Syed Firdaus Ashraf | June 05, 2006 12:30 IST
Where is Lucky Ali?
Few people know the answer to that question. And it wasn't easy for us to locate him either. After repeated attempts to reach him, we found that the singer has settled down at his farmhouse near Bangalore.
Does this mean he is saying goodbye to music and acting forever? "No way," he told rediff.com over the phone. "I just wanted dry climate, which is why I came to Bangalore. I am still doing my music and working on something at the moment."
The singer, who stormed the music world with his album O Sanam, made it big in the late 1990s but then shifted his attention to playback singing. Ek pal ka jeena and Kya kehti hai pawan from Kaho Naa... Pyaar Hai were both huge hits. Lucky then turned his attention to acting, and gave us Kaante. He followed this with two unsuccessful films -- Sur, then Kasak with Pakistani actress Meera, before disappearing from Mumbai.
Why not move to hill stations near Mumbai like Khandala and Lonavala? "No way," he says. "They too have become as crowded as Mumbai. There has been too much development there. I grew up in Mussorie, where there was so much open space and greenery. I feel I am a hill station and farm person, which is possibly why I came back here."
Lucky has, lately, been taking field trips across India, visiting small towns and villages to meet farmers from different parts of the country.
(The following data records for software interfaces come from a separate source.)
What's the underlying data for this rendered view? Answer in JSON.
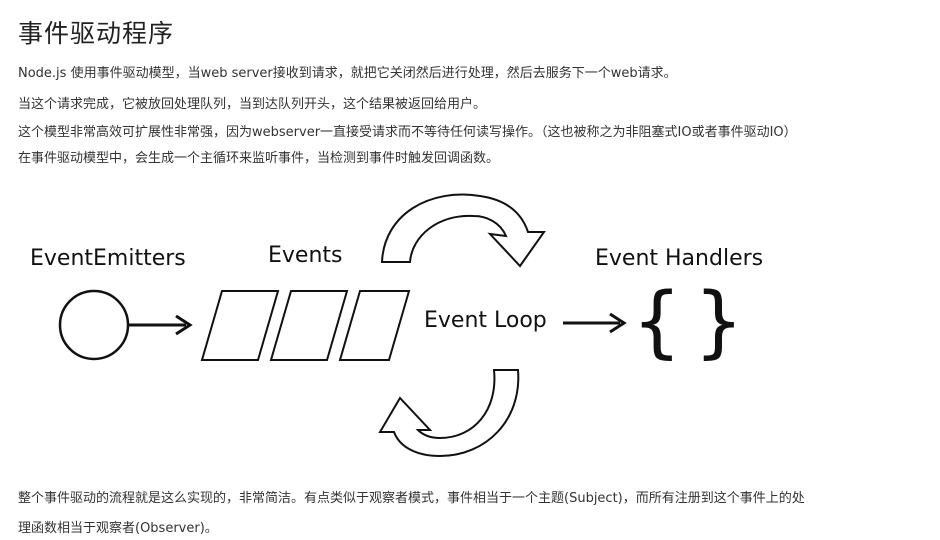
{
  "page": {
    "title": "事件驱动程序",
    "paragraphs": [
      "Node.js 使用事件驱动模型，当web server接收到请求，就把它关闭然后进行处理，然后去服务下一个web请求。",
      "当这个请求完成，它被放回处理队列，当到达队列开头，这个结果被返回给用户。",
      "这个模型非常高效可扩展性非常强，因为webserver一直接受请求而不等待任何读写操作。（这也被称之为非阻塞式IO或者事件驱动IO）",
      "在事件驱动模型中，会生成一个主循环来监听事件，当检测到事件时触发回调函数。"
    ],
    "closing": [
      "整个事件驱动的流程就是这么实现的，非常简洁。有点类似于观察者模式，事件相当于一个主题(Subject)，而所有注册到这个事件上的处",
      "理函数相当于观察者(Observer)。"
    ]
  },
  "diagram": {
    "emitters_label": "EventEmitters",
    "events_label": "Events",
    "loop_label": "Event Loop",
    "handlers_label": "Event Handlers",
    "brace_open": "{",
    "brace_close": "}"
  }
}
He says the experience has moved him and shown him a very different side of India. "There is so much poverty in some parts of our country that it is beyond my imagination. We, in cities, are busy living in congested areas without knowing what is happening in our villages," he says.
We last saw a picture of Lucky when he was participating in a protest against the World Trade Organisation to protect the interests of farmers. When asked about his role there, he says, "I am also a farmer. I know genetic foods are spoiling our land and crops. There are multinational companies experimenting with chemicals to give us better crops, but the fact is they are ruining our farms, which is why I am opposing that move." He says he wants to continue farming the way he has been for years. "We, in India, have been farming for thousands of years. We don't want the WTO or multinational companies to teach us how to."
Does that mean his celebrity status is making things different for anti-WTO campaigners? "I don't know about that and don't even care. I am concerned about the plight of farmers in India because they are not being treated well by the WTO."
And yes, he immediately denies that he is joining a political party. "I just felt I had to be a part of the anti-WTO movement, which is why I expressed my displeasure. I am not interested in politics. I have a lot to learn now and I am making an honest effort," says Lucky.
Finally, does he plan to come back to Mumbai in the near future? "I am not an actor by profession," he says, "therefore, I could never connect with people in the film industry. But I am happy to be doing what I am doing right now."